### Work instructions
The records that follow are to be repeated exactly, with the pictures removed.

[Supplied information — start]

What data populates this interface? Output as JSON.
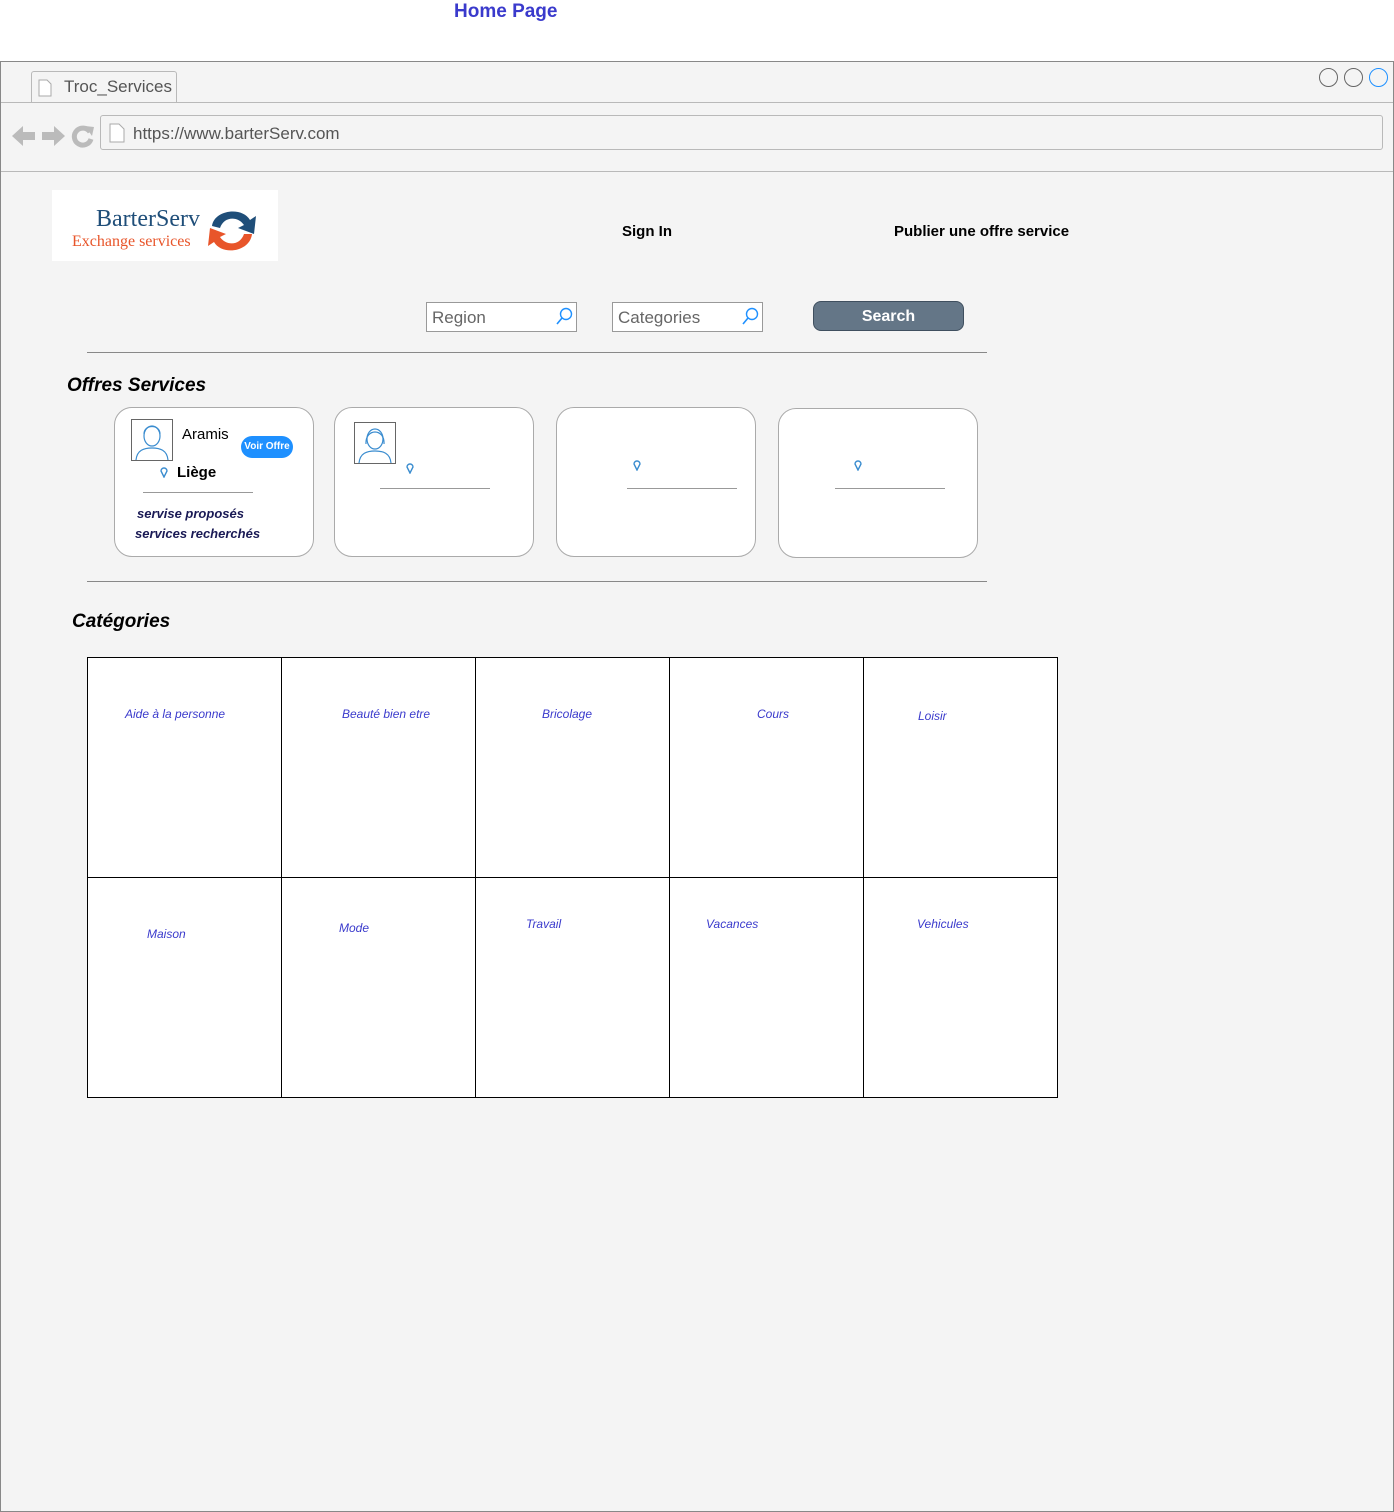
{
  "page_heading": "Home Page",
  "browser": {
    "tab_title": "Troc_Services",
    "url": "https://www.barterServ.com"
  },
  "header": {
    "logo_title": "BarterServ",
    "logo_subtitle": "Exchange services",
    "sign_in": "Sign In",
    "publish": "Publier une offre service"
  },
  "search": {
    "region_placeholder": "Region",
    "categories_placeholder": "Categories",
    "button": "Search"
  },
  "offers": {
    "title": "Offres Services",
    "cards": [
      {
        "name": "Aramis",
        "location": "Liège",
        "action": "Voir Offre",
        "services_offered": "servise proposés",
        "services_wanted": "services recherchés"
      }
    ]
  },
  "categories": {
    "title": "Catégories",
    "items": [
      "Aide à la personne",
      "Beauté bien etre",
      "Bricolage",
      "Cours",
      "Loisir",
      "Maison",
      "Mode",
      "Travail",
      "Vacances",
      "Vehicules"
    ]
  },
  "colors": {
    "accent_blue": "#3a3acc",
    "button_slate": "#647687",
    "voir_offre_blue": "#1e90ff",
    "logo_orange": "#e8552a",
    "logo_navy": "#1f4e79"
  }
}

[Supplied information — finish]

### Completed exercise
What data populates this interface? Output as JSON.
{
  "page_heading": "Home Page",
  "browser": {
    "tab_title": "Troc_Services",
    "url": "https://www.barterServ.com"
  },
  "header": {
    "logo_title": "BarterServ",
    "logo_subtitle": "Exchange services",
    "sign_in": "Sign In",
    "publish": "Publier une offre service"
  },
  "search": {
    "region_placeholder": "Region",
    "categories_placeholder": "Categories",
    "button": "Search"
  },
  "offers": {
    "title": "Offres Services",
    "cards": [
      {
        "name": "Aramis",
        "location": "Liège",
        "action": "Voir Offre",
        "services_offered": "servise proposés",
        "services_wanted": "services recherchés"
      }
    ]
  },
  "categories": {
    "title": "Catégories",
    "items": [
      "Aide à la personne",
      "Beauté bien etre",
      "Bricolage",
      "Cours",
      "Loisir",
      "Maison",
      "Mode",
      "Travail",
      "Vacances",
      "Vehicules"
    ]
  },
  "colors": {
    "accent_blue": "#3a3acc",
    "button_slate": "#647687",
    "voir_offre_blue": "#1e90ff",
    "logo_orange": "#e8552a",
    "logo_navy": "#1f4e79"
  }
}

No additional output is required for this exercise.